With The Seattle Times publishing an alarming and heartbreaking article about cemetery restrictions on all family or community presence at burials - even limited numbers observing social distancing spacing - today the Washington State Department of Licensing issued this clarification:
Licensed funeral homes and cemeteries may conduct funeral services in a funeral home or graveside under the following conditions:
Read our full Pandemic Care Guide, updated daily.
Here's the full memo to Washington State Funeral, Embalmer, and Cemetery Licensees:
While the dominant culture of North America has largely lost touch with family- and community-centered responses to death, there are cultures within the U.S. where these traditions have remained more intact.
A recent post on the website The Jew School explains, "The chevra kadisha (“Holy Community”) is a geographically-organized group responsible for all Jewish matters pertaining to death, including arranging people to sit with and guard the body (shemira), and preparation of the body for burial (tahara)."
Giulia Fleishman, a third year rabbinical student, shares her personal journey to joining a chevra kadisha, and participating in her first tahara. She describes tahara as "the loving act of ritually washing a deceased person, clothing them in white garments, and enclosing them in a simple pine casket." Giulia's story describes the process: "As they perform taharah, the members of the chevra kadisha chant prayers that ask forgiveness for any mistakes they might make, as well as lines from The Song of Songs that attest to the deceased’s beauty, even in their present state."
Read Giulia's full post.
At Keelia Carver's urging, the chaplain's office at St Charles Hospital in Bend has updated the information sheet given to families after a loved one's death.
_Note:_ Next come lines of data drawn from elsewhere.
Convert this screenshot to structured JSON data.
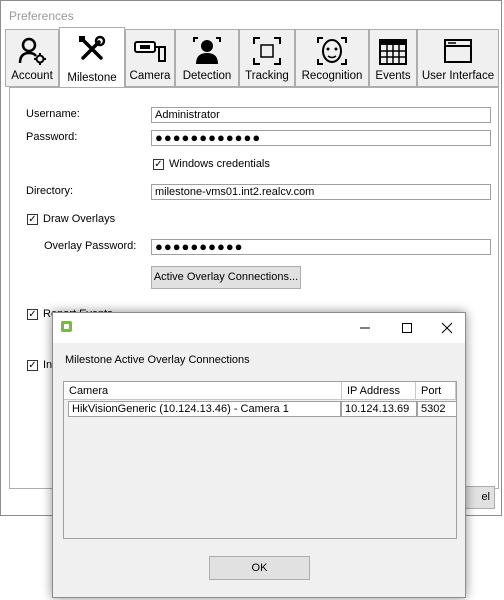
{
  "window": {
    "title": "Preferences",
    "tabs": [
      {
        "label": "Account",
        "icon": "account-gear-icon"
      },
      {
        "label": "Milestone",
        "icon": "wrench-screwdriver-icon"
      },
      {
        "label": "Camera",
        "icon": "security-camera-icon"
      },
      {
        "label": "Detection",
        "icon": "person-detection-icon"
      },
      {
        "label": "Tracking",
        "icon": "tracking-frame-icon"
      },
      {
        "label": "Recognition",
        "icon": "face-recognition-icon"
      },
      {
        "label": "Events",
        "icon": "calendar-icon"
      },
      {
        "label": "User Interface",
        "icon": "window-icon"
      }
    ],
    "active_tab": "Milestone"
  },
  "form": {
    "username_label": "Username:",
    "username_value": "Administrator",
    "password_label": "Password:",
    "password_value": "●●●●●●●●●●●●",
    "windows_credentials_label": "Windows credentials",
    "windows_credentials_checked": true,
    "directory_label": "Directory:",
    "directory_value": "milestone-vms01.int2.realcv.com",
    "draw_overlays_label": "Draw Overlays",
    "draw_overlays_checked": true,
    "overlay_password_label": "Overlay Password:",
    "overlay_password_value": "●●●●●●●●●●",
    "active_overlay_button": "Active Overlay Connections...",
    "report_events_label": "Report Events",
    "report_events_checked": true,
    "partial_label": "In",
    "partial_checked": true,
    "cancel_partial": "el"
  },
  "dialog": {
    "heading": "Milestone Active Overlay Connections",
    "columns": [
      "Camera",
      "IP Address",
      "Port"
    ],
    "rows": [
      {
        "camera": "HikVisionGeneric (10.124.13.46) - Camera 1",
        "ip": "10.124.13.69",
        "port": "5302"
      }
    ],
    "ok_label": "OK",
    "app_icon_color": "#7ab648"
  }
}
When Keelia's son Max was pronounced dead at the hospital, she and her husband were handed a list of local funeral homes and told they would have to hire one of them to secure release of his body. Keelia contacted the chaplain's office a year later, armed with the statutory references to a family's rights to care for their dead. In response, they agreed to revise their information sheet. Now titled with the more inclusive header "Funeral Homes and After Death Resources," the sheet lists Oregon Funeral Resources & Education alongside the commercial funeral home options.
We thank St Charles for taking this small but significant step towards supporting families' rights to access accurate, non-commercial information. More information on how hospitals, care facilities, and hospices can support this legal right is on our For Professionals page. Request an in-service training for your staff here.
When Keelia Carver contacted the newspaper outside the town where she grew up, she never imagined her family would make national news.
The Eugene Register-Guard devoted the front page of their Sunday paper to the story of how Keelia was prevented from caring for Max after his death and this website, created to spare other families and professionals from the mistakes that were made.
Register-Guard editors were so moved by the story that, unsolicited, they followed up with an editorial praising the determination of Keelia and another mother to turn their families’ suffering into something of benefit to others.
Clearly USA Today editors felt the same way, picking the story up to run nationwide, with subsequent posting on MSN.com.
Messages of support and condolence are coming in from across the country, along with inquiries about family funeral rights in other states.
Read other media coverage about the launch of Oregon Funeral Resources & Education here.